About The Feed-in Tariff Scheme
The Feed-in Tariff scheme (FiTs) began in 2010. The scheme offers cash payments to people who generate their own electricity using renewable technologies including solar PV panels. The government guarantees FiTs payments and the rate increases in line with inflation according to the Retail Price Index (RPI).
Have FITs payments reduced?
The initial FiT rates were generous, and the uptake of solar PV increased rapidly. As a result, in 2012 the government cut the rates for FiTs payments to control the cost. Even though the rate for FiTs payments has lowered, the cost of solar technology has reduced too. And, with rising energy charges, solar PV is still a good investment for many.
In February 2014, the government’s energy minister Greg Barker said anyone about to retire should think about putting money into solar panels, which offer a better financial return than a pension:
“Solar is a really attractive financial proposition,” Barker told the Telegraph. “You get a guaranteed tariff for 20 years and if your panel is well-sited, it could yield 8% or more. That is more than an annuity, particularly if you are in your 50s or early 60s.”
Who’s in charge of FiTs?

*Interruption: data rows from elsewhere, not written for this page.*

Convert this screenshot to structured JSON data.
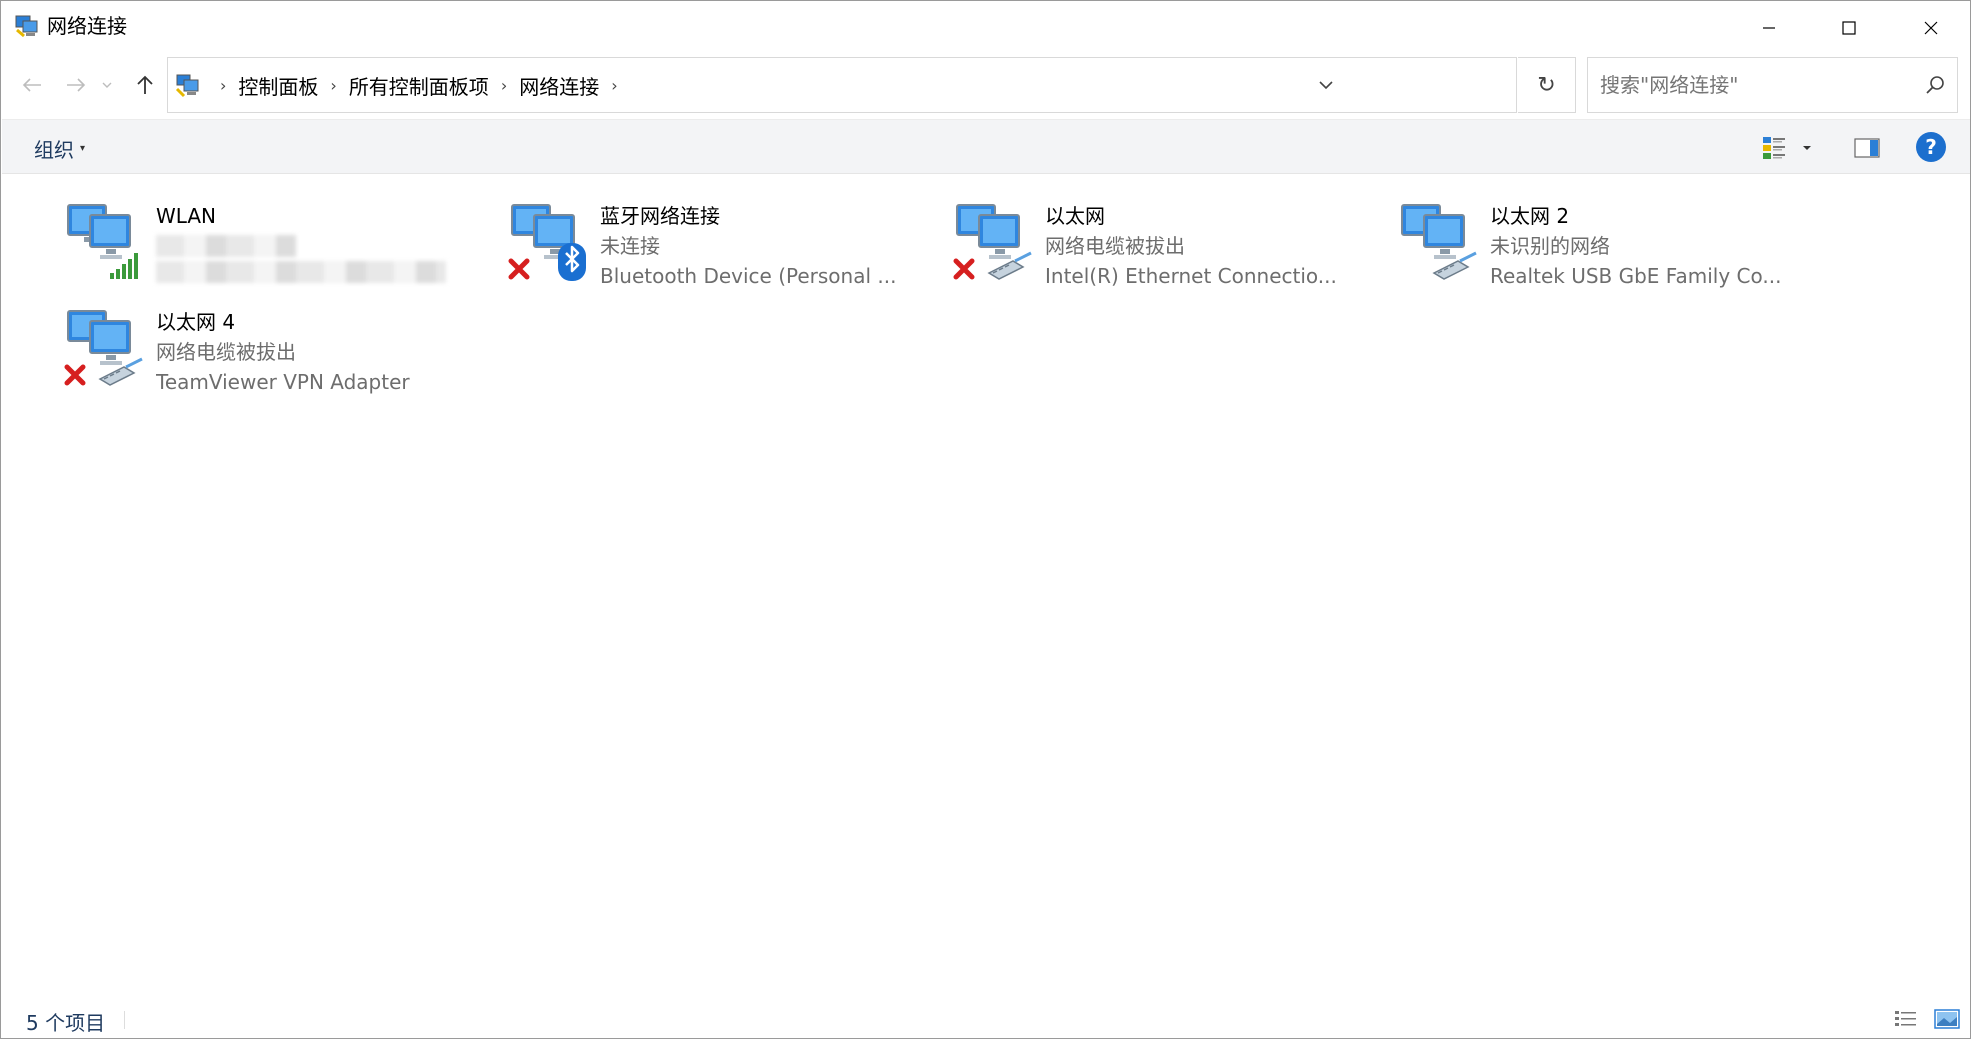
{
  "window": {
    "title": "网络连接",
    "minimize_icon": "minimize-icon",
    "maximize_icon": "maximize-icon",
    "close_icon": "close-icon"
  },
  "nav": {
    "back_icon": "arrow-left-icon",
    "forward_icon": "arrow-right-icon",
    "recent_icon": "chevron-down-icon",
    "up_icon": "arrow-up-icon"
  },
  "address": {
    "crumbs": [
      "控制面板",
      "所有控制面板项",
      "网络连接"
    ],
    "separator": "›",
    "refresh_glyph": "↻"
  },
  "search": {
    "placeholder": "搜索\"网络连接\""
  },
  "commandbar": {
    "organize_label": "组织",
    "organize_caret": "▾",
    "help_label": "?"
  },
  "connections": [
    {
      "name": "WLAN",
      "status": "",
      "device": "",
      "state": "wifi"
    },
    {
      "name": "蓝牙网络连接",
      "status": "未连接",
      "device": "Bluetooth Device (Personal ...",
      "state": "bluetooth-disconnected"
    },
    {
      "name": "以太网",
      "status": "网络电缆被拔出",
      "device": "Intel(R) Ethernet Connectio...",
      "state": "ethernet-unplugged"
    },
    {
      "name": "以太网 2",
      "status": "未识别的网络",
      "device": "Realtek USB GbE Family Co...",
      "state": "ethernet"
    },
    {
      "name": "以太网 4",
      "status": "网络电缆被拔出",
      "device": "TeamViewer VPN Adapter",
      "state": "ethernet-unplugged"
    }
  ],
  "statusbar": {
    "count_text": "5 个项目"
  },
  "colors": {
    "accent": "#1c6fce",
    "cmdbar": "#f3f4f6",
    "secondary_text": "#6d6d6d",
    "error_red": "#d61f1f",
    "wifi_green": "#3b9a3b"
  }
}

The Department for Energy and Climate Change (DECC) makes government policy decisions on FiTs. Ofgem, the energy regulator, is the scheme administrator. Your energy supplier makes the FiTs payments to you.

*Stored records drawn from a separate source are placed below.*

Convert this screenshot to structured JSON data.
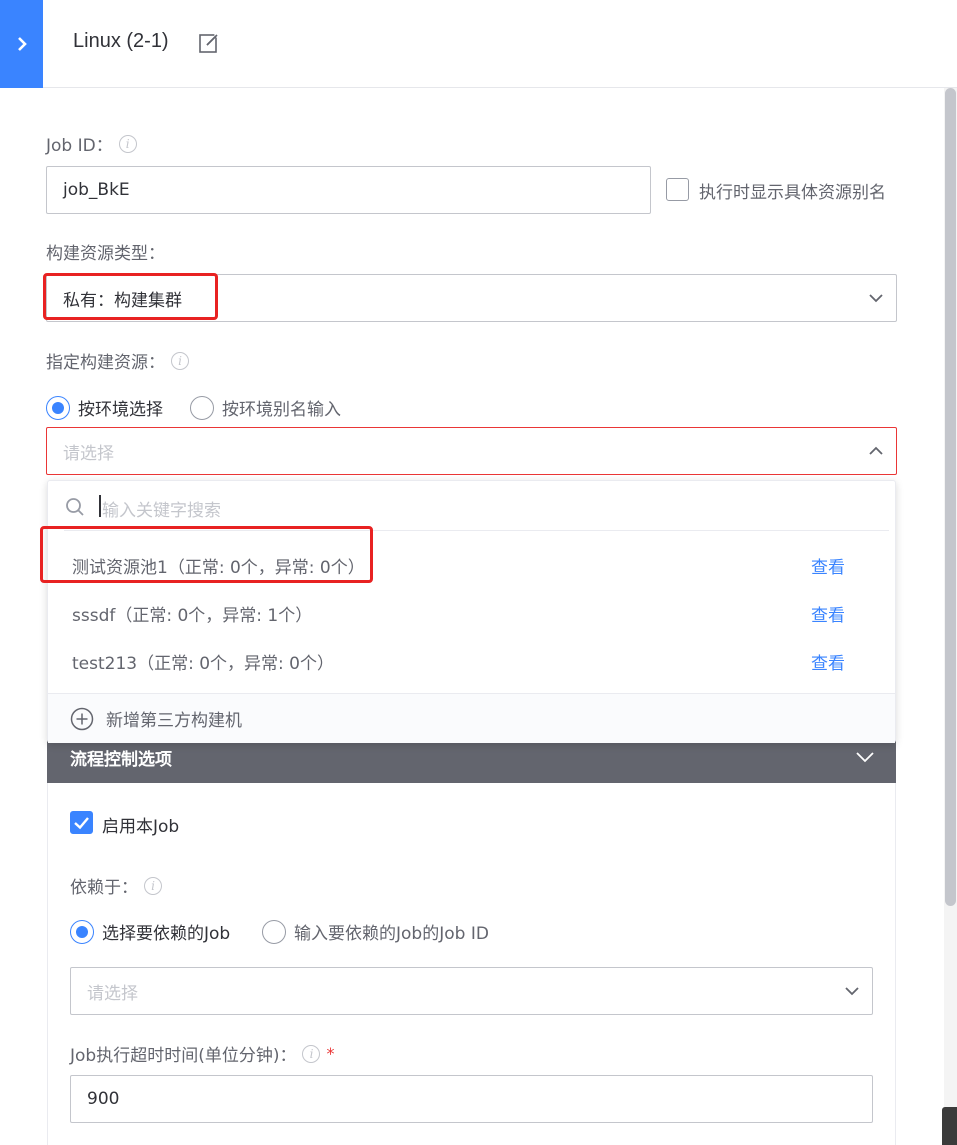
{
  "header": {
    "title": "Linux (2-1)",
    "expand_icon": "chevron-right-icon",
    "edit_icon": "edit-icon"
  },
  "job_id": {
    "label": "Job ID：",
    "value": "job_BkE",
    "show_alias_label": "执行时显示具体资源别名",
    "show_alias_checked": false
  },
  "resource_type": {
    "label": "构建资源类型：",
    "value": "私有：构建集群"
  },
  "resource": {
    "label": "指定构建资源：",
    "radio_env": "按环境选择",
    "radio_alias": "按环境别名输入",
    "selected_radio": "按环境选择",
    "placeholder": "请选择",
    "search_placeholder": "输入关键字搜索",
    "options": [
      {
        "name": "测试资源池1（正常: 0个，异常: 0个）",
        "action": "查看"
      },
      {
        "name": "sssdf（正常: 0个，异常: 1个）",
        "action": "查看"
      },
      {
        "name": "test213（正常: 0个，异常: 0个）",
        "action": "查看"
      }
    ],
    "add_label": "新增第三方构建机"
  },
  "flow_control": {
    "title": "流程控制选项",
    "enable_label": "启用本Job",
    "enable_checked": true,
    "depends_label": "依赖于：",
    "radio_select": "选择要依赖的Job",
    "radio_input": "输入要依赖的Job的Job ID",
    "selected_radio": "选择要依赖的Job",
    "depends_placeholder": "请选择",
    "timeout_label": "Job执行超时时间(单位分钟)：",
    "timeout_required": "*",
    "timeout_value": "900"
  },
  "colors": {
    "primary": "#3a84ff",
    "highlight_box": "#e82222",
    "section_bar": "#63656e"
  }
}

How do I qualify for FiTs payments?
To qualify for FiTs, your solar installer and the products they use must be certified under the Microgeneration Certification Scheme (MCS). Greensphere Renewable Energy and its products are certified by the MCS.

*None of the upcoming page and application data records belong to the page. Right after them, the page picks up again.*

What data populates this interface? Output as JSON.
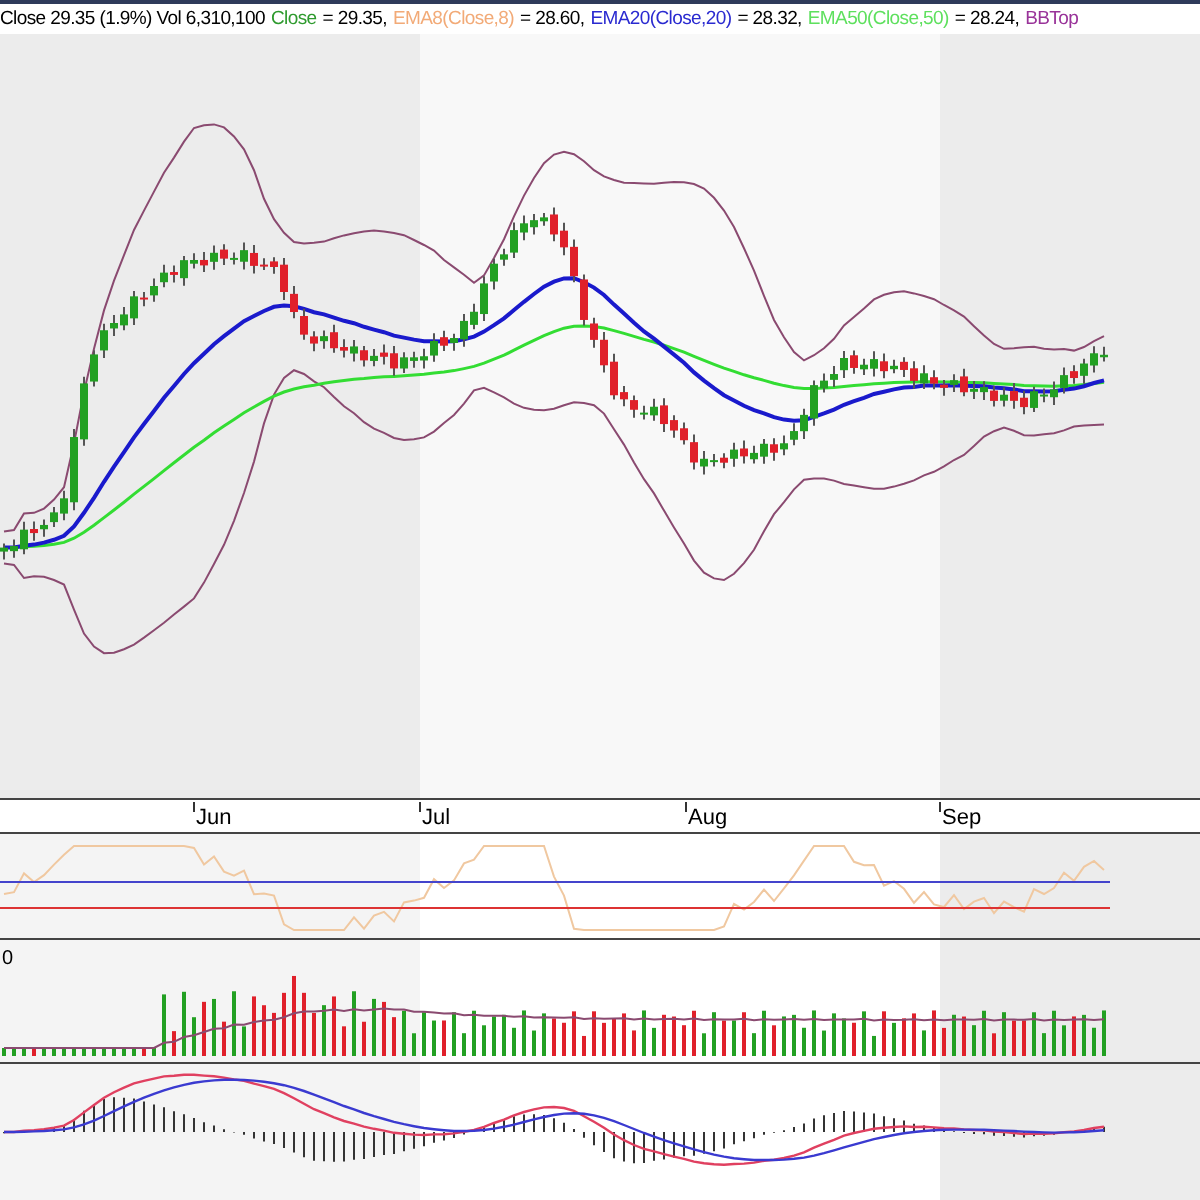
{
  "header": {
    "quote": "Close 29.35 (1.9%) Vol 6,310,100",
    "legend": [
      {
        "label": "Close",
        "value": "= 29.35,",
        "color": "#2e9a2e"
      },
      {
        "label": "EMA8(Close,8)",
        "value": "= 28.60,",
        "color": "#f2aa77"
      },
      {
        "label": "EMA20(Close,20)",
        "value": "= 28.32,",
        "color": "#2a2ad0"
      },
      {
        "label": "EMA50(Close,50)",
        "value": "= 28.24,",
        "color": "#5ee05e"
      },
      {
        "label": "BBTop",
        "color": "#993399"
      }
    ]
  },
  "time_axis": {
    "months": [
      "Jun",
      "Jul",
      "Aug",
      "Sep"
    ]
  },
  "volume_panel": {
    "axis_label": "0"
  }
}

What tariff will I get?
The tariff you receive depends on two factors:
- Eligibility date
The eligibility date is when a solar installation becomes eligible for FiTs payments. For most renewable electricity systems, the eligibility date will be the date your FiTs supplier receives your valid application for FiTs.
- Energy Performance Certificate (EPC) rating
An EPC rates how energy efficient a building is, giving an idea of how much it’s likely to cost to heat and power. An EPC also states the building’s carbon dioxide emissions and how to improve its energy efficiency. EPCs are valid for 10 years.
Your property should have an EPC band of D or higher. If your EPC band is E, F or G you should carry out energy efficiency improvements before you apply for FiTs. Otherwise, you’ll get the lower rate FiTs payment for the life of the tariff (currently 20 years).